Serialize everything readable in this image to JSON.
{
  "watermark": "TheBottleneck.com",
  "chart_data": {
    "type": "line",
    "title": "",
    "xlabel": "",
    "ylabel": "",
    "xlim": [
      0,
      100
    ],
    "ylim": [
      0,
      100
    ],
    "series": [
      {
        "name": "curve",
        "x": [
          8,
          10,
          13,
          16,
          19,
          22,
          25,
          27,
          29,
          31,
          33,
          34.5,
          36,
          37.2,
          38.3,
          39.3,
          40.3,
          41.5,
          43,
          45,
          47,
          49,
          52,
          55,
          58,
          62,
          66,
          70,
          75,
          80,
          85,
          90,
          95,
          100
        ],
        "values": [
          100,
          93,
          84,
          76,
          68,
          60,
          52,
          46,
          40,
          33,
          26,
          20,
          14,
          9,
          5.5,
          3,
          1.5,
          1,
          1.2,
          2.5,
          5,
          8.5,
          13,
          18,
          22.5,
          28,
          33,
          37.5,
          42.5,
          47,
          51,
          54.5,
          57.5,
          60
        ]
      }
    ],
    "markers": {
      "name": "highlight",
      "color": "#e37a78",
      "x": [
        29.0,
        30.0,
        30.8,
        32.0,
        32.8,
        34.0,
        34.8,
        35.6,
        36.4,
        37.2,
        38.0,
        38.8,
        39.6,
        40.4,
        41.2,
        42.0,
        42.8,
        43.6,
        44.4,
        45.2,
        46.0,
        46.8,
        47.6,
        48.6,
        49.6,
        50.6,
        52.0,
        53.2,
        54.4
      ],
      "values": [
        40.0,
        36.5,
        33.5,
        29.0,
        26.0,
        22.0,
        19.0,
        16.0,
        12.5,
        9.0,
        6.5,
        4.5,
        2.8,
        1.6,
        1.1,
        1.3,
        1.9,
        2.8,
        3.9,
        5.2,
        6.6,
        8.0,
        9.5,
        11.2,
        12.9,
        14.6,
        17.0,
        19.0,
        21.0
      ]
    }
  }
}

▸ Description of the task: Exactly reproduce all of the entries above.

▸ Response to the task:
Serialize everything readable in this image to JSON.
{
  "watermark": "TheBottleneck.com",
  "chart_data": {
    "type": "line",
    "title": "",
    "xlabel": "",
    "ylabel": "",
    "xlim": [
      0,
      100
    ],
    "ylim": [
      0,
      100
    ],
    "series": [
      {
        "name": "curve",
        "x": [
          8,
          10,
          13,
          16,
          19,
          22,
          25,
          27,
          29,
          31,
          33,
          34.5,
          36,
          37.2,
          38.3,
          39.3,
          40.3,
          41.5,
          43,
          45,
          47,
          49,
          52,
          55,
          58,
          62,
          66,
          70,
          75,
          80,
          85,
          90,
          95,
          100
        ],
        "values": [
          100,
          93,
          84,
          76,
          68,
          60,
          52,
          46,
          40,
          33,
          26,
          20,
          14,
          9,
          5.5,
          3,
          1.5,
          1,
          1.2,
          2.5,
          5,
          8.5,
          13,
          18,
          22.5,
          28,
          33,
          37.5,
          42.5,
          47,
          51,
          54.5,
          57.5,
          60
        ]
      }
    ],
    "markers": {
      "name": "highlight",
      "color": "#e37a78",
      "x": [
        29.0,
        30.0,
        30.8,
        32.0,
        32.8,
        34.0,
        34.8,
        35.6,
        36.4,
        37.2,
        38.0,
        38.8,
        39.6,
        40.4,
        41.2,
        42.0,
        42.8,
        43.6,
        44.4,
        45.2,
        46.0,
        46.8,
        47.6,
        48.6,
        49.6,
        50.6,
        52.0,
        53.2,
        54.4
      ],
      "values": [
        40.0,
        36.5,
        33.5,
        29.0,
        26.0,
        22.0,
        19.0,
        16.0,
        12.5,
        9.0,
        6.5,
        4.5,
        2.8,
        1.6,
        1.1,
        1.3,
        1.9,
        2.8,
        3.9,
        5.2,
        6.6,
        8.0,
        9.5,
        11.2,
        12.9,
        14.6,
        17.0,
        19.0,
        21.0
      ]
    }
  }
}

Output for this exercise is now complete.